Therese Byrne, editor and publisher of Retail Maxim, called the move a “penetration strategy” in line with Wal-Mart’s global goal of capturing urban customers. “Wal-Mart is going to eventually do a Mini-Me version of itself, selling only apparel and food,” Byrne predicted. “Convenience is the last mile everybody wants.”
Isolating apparel in its own concept gives Wal-Mart “better insight and more feedback into how the customer shops the category,” said Deborah Weinswig, analyst at Salmon Smith Barney.
George isn’t the first concept Asda has spun off and scaled down. It also operates a 17,500-square-foot, food-only store in Walthamstow, a London suburb. Asda’s average-size footprint is 50,000 square feet, although it operates some as large as 100,000 square feet.
About 60 percent of Asda’s floor space is devoted to food, with the remainder, general merchandise. George accounts for only about 15 percent of Asda’s square footage per store.
George is growing at a rapid clip globally, thanks to Wal-Mart’s reach. The brand is sold in Germany, South Korea, Canada and the U.S. Wal-Mart has been fairly aggressive with its American expansion of George — less than a year after testing men’s wear in 2001, the company expanded to footwear and women’s apparel and placed the label in 2,780 U.S. stores. Unlike in the U.K., though, George always will represent only a portion of Wal-Mart’s apparel offerings in the U.S., company officials have stressed.
Weinswig said taking George to Seiyu in Japan “once again provides an opportunity for them to learn. Japan, in particular, tends to be a demanding retail market.”

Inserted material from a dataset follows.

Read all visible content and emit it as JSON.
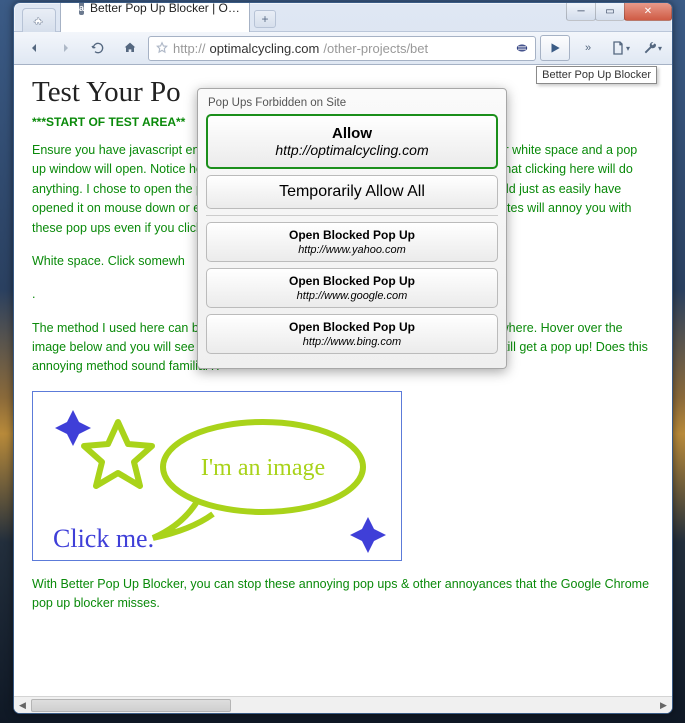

Indeed, John Menzer, president and chief executive officer of Wal-Mart’s international operations, made the company’s approval of George clear last week when he wore one of the label’s suits onstage at the company’s annual meeting in Bentonville, Ark., and touted it as a “best practice” for apparel.